Emma-Jayne Magson, 26, killed James Knight with a single stab wound to the heart after a drunken row in March 2016.
Her lawyers have taken the case to the Court of Appeal, where they argued that fresh psychiatric evidence makes her murder conviction unsafe.
Magson was found guilty of murder and sentenced to life imprisonment at Leicester Crown Court in November 2016.
A jury heard that she and Mr Knight had a “volatile” relationship and had been in an alcohol-fuelled argument in the run-up to the fatal attack.
Magson was described as “cold, brutal and manipulative” and was accused of “sacrificing” Mr Knight by delaying calling emergency services for around 30 minutes.
Sentencing her, Judge Nicholas Dean QC said: “You have demonstrated no real remorse for what you did – on the contrary, you have effectively blamed James Knight for what you did.”
But Magson, previously of Sylvan Street in Leicester, was later given the go-ahead for a full appeal at a Court of Appeal hearing.
Opening the appeal in London on Tuesday, Clare Wade QC said Magson suffered from emotionally unstable personality disorder (EUPD), resulting from a childhood “characterised by exposure to domestic violence”, parental neglect and bullying.
Ms Wade said Magson had stabbed Mr Knight after he had been kicking at her front door “in circumstances where the deceased had been violent to her earlier in the evening”.
She submitted that Magson’s condition “substantially impaired her ability to exercise self-control and that the EUPD provides an explanation for her conduct and was a significant contributory factor causing the applicant to stab the deceased”.

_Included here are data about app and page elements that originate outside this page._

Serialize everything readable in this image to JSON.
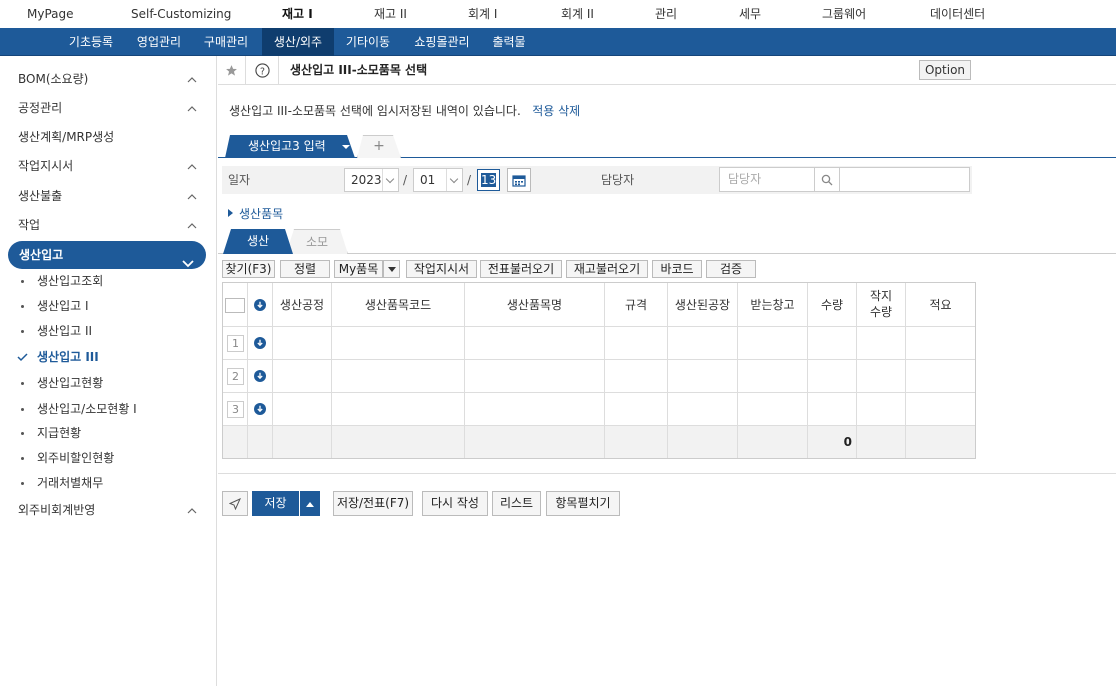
{
  "top_nav": [
    "MyPage",
    "Self-Customizing",
    "재고 I",
    "재고 II",
    "회계 I",
    "회계 II",
    "관리",
    "세무",
    "그룹웨어",
    "데이터센터"
  ],
  "top_nav_active": "재고 I",
  "sub_nav": [
    "기초등록",
    "영업관리",
    "구매관리",
    "생산/외주",
    "기타이동",
    "쇼핑몰관리",
    "출력물"
  ],
  "sub_nav_active": "생산/외주",
  "sidebar": {
    "items": [
      "BOM(소요량)",
      "공정관리",
      "생산계획/MRP생성",
      "작업지시서",
      "생산불출",
      "작업"
    ],
    "selected": "생산입고",
    "sub_items": [
      "생산입고조회",
      "생산입고 I",
      "생산입고 II",
      "생산입고 III",
      "생산입고현황",
      "생산입고/소모현황 I",
      "지급현황",
      "외주비할인현황",
      "거래처별채무"
    ],
    "current_sub": "생산입고 III",
    "last_item": "외주비회계반영"
  },
  "header": {
    "title": "생산입고 III-소모품목 선택",
    "option_label": "Option"
  },
  "notice": {
    "text": "생산입고 III-소모품목 선택에 임시저장된 내역이 있습니다.",
    "apply": "적용",
    "delete": "삭제"
  },
  "tabs": {
    "active_label": "생산입고3 입력",
    "add_label": "+"
  },
  "form": {
    "date_label": "일자",
    "year": "2023",
    "month": "01",
    "day": "13",
    "sep": "/",
    "staff_label": "담당자",
    "staff_placeholder": "담당자"
  },
  "section_label": "생산품목",
  "subtabs": [
    "생산",
    "소모"
  ],
  "toolbar": [
    "찾기(F3)",
    "정렬",
    "My품목",
    "작업지시서",
    "전표불러오기",
    "재고불러오기",
    "바코드",
    "검증"
  ],
  "grid": {
    "columns": [
      "생산공정",
      "생산품목코드",
      "생산품목명",
      "규격",
      "생산된공장",
      "받는창고",
      "수량",
      "작지\n수량",
      "적요"
    ],
    "row_numbers": [
      "1",
      "2",
      "3"
    ],
    "total_quantity": "0"
  },
  "bottom_bar": [
    "저장(F8)",
    "저장/전표(F7)",
    "다시 작성",
    "리스트",
    "항목펼치기"
  ],
  "colors": {
    "primary": "#1e5a99"
  },
  "icons": [
    "star-icon",
    "help-icon",
    "calendar-icon",
    "search-icon",
    "download-circle-icon",
    "send-icon",
    "chevron-up-icon",
    "chevron-down-icon",
    "check-icon"
  ]
}
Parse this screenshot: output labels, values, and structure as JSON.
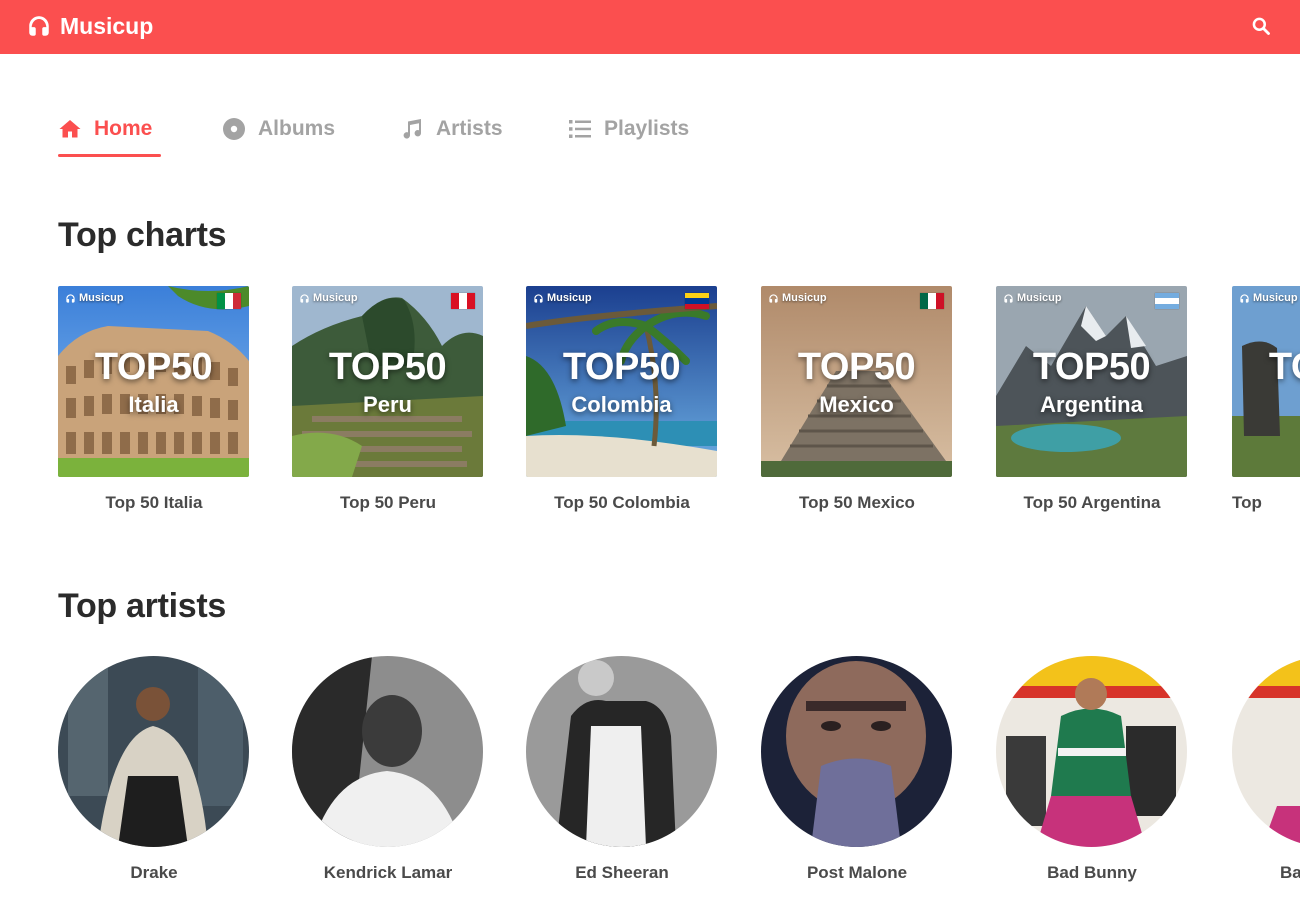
{
  "app": {
    "name": "Musicup"
  },
  "nav": {
    "tabs": [
      {
        "label": "Home",
        "icon": "home-icon",
        "active": true
      },
      {
        "label": "Albums",
        "icon": "disc-icon",
        "active": false
      },
      {
        "label": "Artists",
        "icon": "music-note-icon",
        "active": false
      },
      {
        "label": "Playlists",
        "icon": "list-icon",
        "active": false
      }
    ]
  },
  "charts": {
    "title": "Top charts",
    "cover_brand": "Musicup",
    "cover_heading": "TOP50",
    "items": [
      {
        "country": "Italia",
        "caption": "Top 50 Italia",
        "flag": [
          "#009246",
          "#ffffff",
          "#ce2b37"
        ],
        "flag_layout": "vertical"
      },
      {
        "country": "Peru",
        "caption": "Top 50 Peru",
        "flag": [
          "#d91023",
          "#ffffff",
          "#d91023"
        ],
        "flag_layout": "vertical"
      },
      {
        "country": "Colombia",
        "caption": "Top 50 Colombia",
        "flag": [
          "#fcd116",
          "#003893",
          "#ce1126"
        ],
        "flag_layout": "horizontal"
      },
      {
        "country": "Mexico",
        "caption": "Top 50 Mexico",
        "flag": [
          "#006847",
          "#ffffff",
          "#ce1126"
        ],
        "flag_layout": "vertical"
      },
      {
        "country": "Argentina",
        "caption": "Top 50 Argentina",
        "flag": [
          "#74acdf",
          "#ffffff",
          "#74acdf"
        ],
        "flag_layout": "horizontal"
      },
      {
        "country": "",
        "caption": "Top",
        "flag": [
          "#0039a6",
          "#ffffff",
          "#d52b1e"
        ],
        "flag_layout": "horizontal"
      }
    ]
  },
  "artists": {
    "title": "Top artists",
    "items": [
      {
        "name": "Drake"
      },
      {
        "name": "Kendrick Lamar"
      },
      {
        "name": "Ed Sheeran"
      },
      {
        "name": "Post Malone"
      },
      {
        "name": "Bad Bunny"
      },
      {
        "name": "Ba"
      }
    ]
  },
  "colors": {
    "accent": "#fb4f4f",
    "tab_inactive": "#a3a3a3",
    "heading": "#2b2b2b"
  }
}
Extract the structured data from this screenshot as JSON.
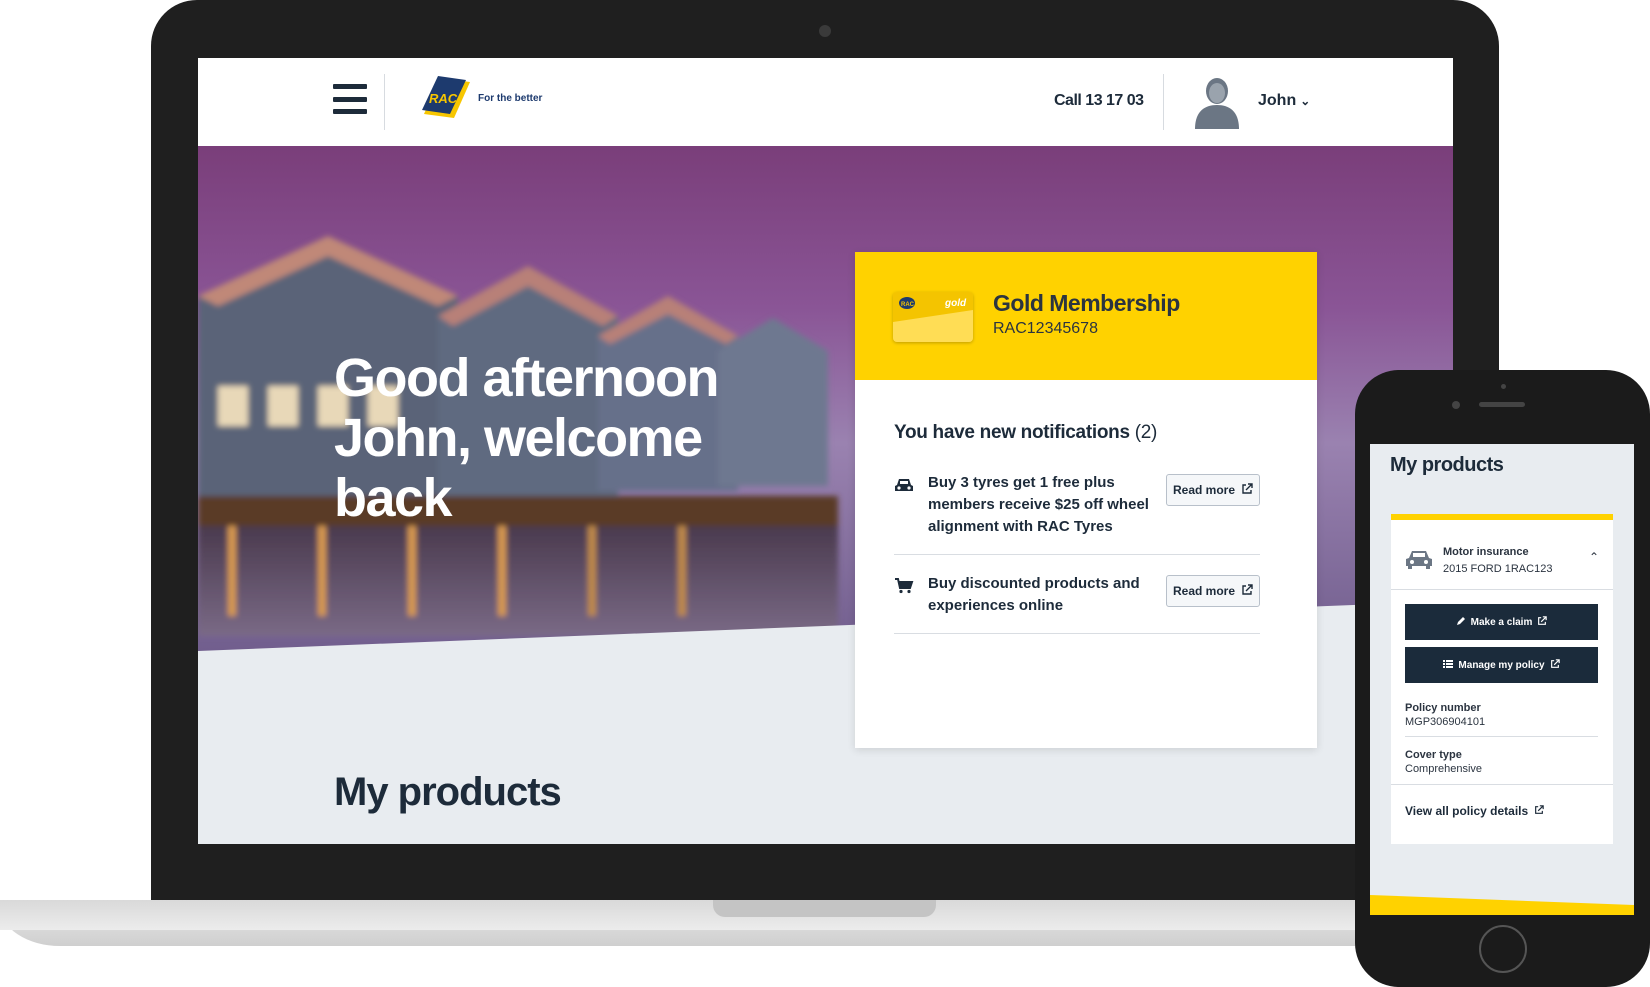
{
  "header": {
    "logo_text": "RAC",
    "tagline": "For the better",
    "phone": "Call 13 17 03",
    "user_name": "John"
  },
  "hero": {
    "greeting_line1": "Good afternoon",
    "greeting_line2": "John, welcome",
    "greeting_line3": "back"
  },
  "membership": {
    "card_logo": "RAC",
    "card_tier": "gold",
    "title": "Gold Membership",
    "number": "RAC12345678"
  },
  "notifications": {
    "heading": "You have new notifications",
    "count": "(2)",
    "items": [
      {
        "icon": "car-icon",
        "text": "Buy 3 tyres get 1 free plus members receive $25 off wheel alignment with RAC Tyres",
        "button": "Read more"
      },
      {
        "icon": "cart-icon",
        "text": "Buy discounted products and experiences online",
        "button": "Read more"
      }
    ]
  },
  "products": {
    "heading": "My products"
  },
  "phone": {
    "title": "My products",
    "product_type": "Motor insurance",
    "vehicle": "2015 FORD 1RAC123",
    "make_claim": "Make a claim",
    "manage_policy": "Manage my policy",
    "policy_number_label": "Policy number",
    "policy_number": "MGP306904101",
    "cover_type_label": "Cover type",
    "cover_type": "Comprehensive",
    "view_all": "View all policy details"
  },
  "colors": {
    "brand_yellow": "#ffd200",
    "brand_navy": "#1b2b3b",
    "page_bg": "#e8ecf0"
  }
}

That evidence, Ms Wade argued, meant it is “more likely than not that, at the time of the offence, the appellant was suffering from diminished responsibility”.
Ms Wade said psychiatric experts who had been instructed before Magson’s trial now agreed “that the appellant’s EUPD was the result of her childhood experiences which included exposure to domestic violence”.
She added that the experts also concluded that “the defence of diminished responsibility ... would have been available to her”.
Ms Wade also argued that Magson was unable to participate fully in her trial, saying her “impoverished verbal reasoning skills, EUPD and social communication difficulties” had compromised her ability to properly instruct her lawyers.
William Hughes QC is opposing Magson’s appeal on behalf of the prosecution.
In written submissions, he said the evidence relied upon could have been obtained before or at the time of trial, rather than post-conviction.
Mr Hughes argued that Magson “did effectively participate in her trial”, and was able to “make important decisions affecting the trial process”.
The appeal is being supported by the Justice for Women group, which previously campaigned for Sally Challen, whose murder conviction was overturned by the Court of Appeal earlier this year because of her husband’s abuse.
Speaking outside the Royal Courts of Justice ahead of the appeal, Magson’s mother, Joanne Smith, said the Challen case had brought issues around domestic violence “to the surface”.
She added: “I think people are starting to realise that abuse is not just black eyes and broken bones.”
Mrs Challen’s son, David, who was also outside court ahead of the hearing, said there had been a “definite shift in our understanding as a society of the mental impact victims of abuse suffer”.
He added that it was important to stand with other victims of domestic abuse and “male violence”.
Lord Justice Fulford, Mr Justice William Davis and Mr Justice Johnson reserved their judgment to a later date.
Additional reporting by PA